This major new book examines the way in which employment is managed across organizational boundaries. It analyses how public-private partnerships, franchises, agencies, and other forms of inter-firm contractual relations impact on work and employment and the experiences of those working in these increasingly significant forms of organization. It draws upon research undertaken in eight separate networks comprising over 50 organizations to explore the fragmenting effects of contemporary changes in the organization of work and employment relationships. It considers the consequences of increased reliance upon inter-organizational mechanisms for producing goods and especially for delivering services. It argues that established analyses continue to rely too heavily upon a model of the single employing organization whereas today the situation is often more complex and confused. Public-private 'partnerships' are one high profile example of this phenomenon but private enterprises are also developing new relations with their clients and customers that impinge upon the nature of the employment relationship.
Established hierarchical forms are becoming disordered, with consequences for career patterns, training and skills, pay structures, disciplinary practice, worker voice, and the gendered division of labour. The findings of the study raise questions about the governance of such complex organizational forms, the appropriateness of current institutions for addressing this complexity, and the challenge of harnessing employee commitment in circumstances where human resource practices are shaped by organizations other than the legal employer. Using an analytical schema of three dimensions (institutional, organizational, employment) and four themes (power, risk, identity, trust), the authors adopt an inter-disciplinary perspective to address these complex and critically important practical, policy, and theoretical concerns. Fragmenting Work will be vital reading for all those wishing to understand the contemporary realities of work and employment.
Mick Marchington is Professor of Human Resource Management at the new Manchester Business School at the University of Manchester (previously the Manchester School of Management, UMIST). He is co-author of People Management and Development (CIPD 2002) and HRM: The New Agenda (Pitman, 1998).
Damian Grimshaw is a Senior Lecturer in Employment Studies at the new Manchester Business School at the University of Manchester (previously the Manchester School of Management, UMIST), and co-author of Managing Employment: The New Realities of Work (OUP 2002).
Jill Rubery is Professor of Comparative Employment at the new Manchester Business School at the University of Manchester (previously the Manchester School of Management, UMIST), and co-author of Managing Employment: The New Realities of Work (OUP 2002) and Employer Strategy and the Labour Market (OUP 1994).
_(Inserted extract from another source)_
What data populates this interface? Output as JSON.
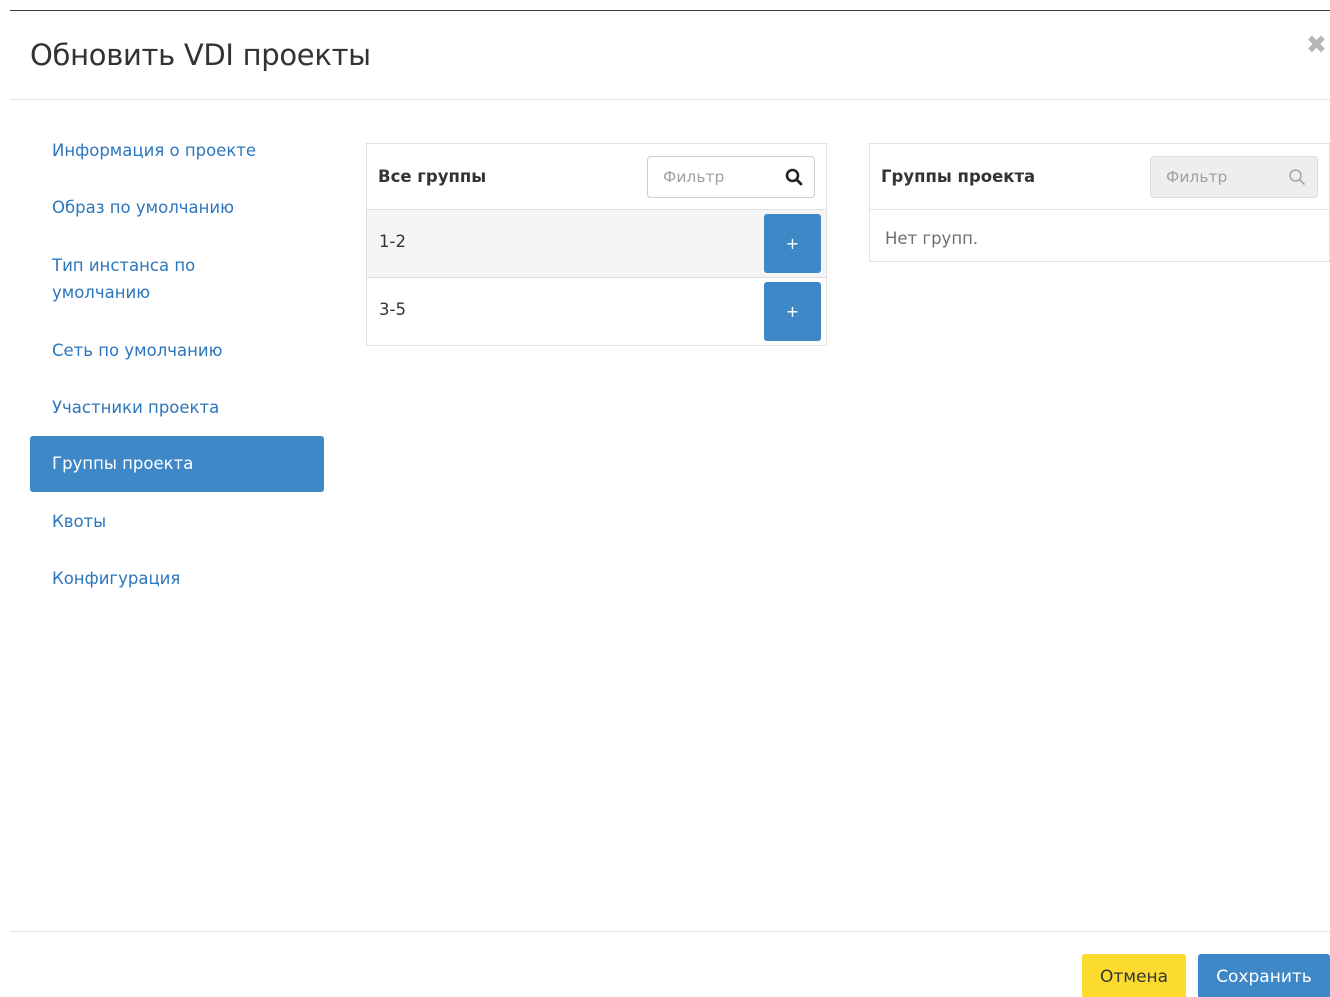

Hugh Willmott is Diageo Porfessor of Management Studies at the Judge Institute of Management Studies, University of Cambridge, and co-author of Management Lives (Sage 1999) and Making Sense of Management (Sage 1996).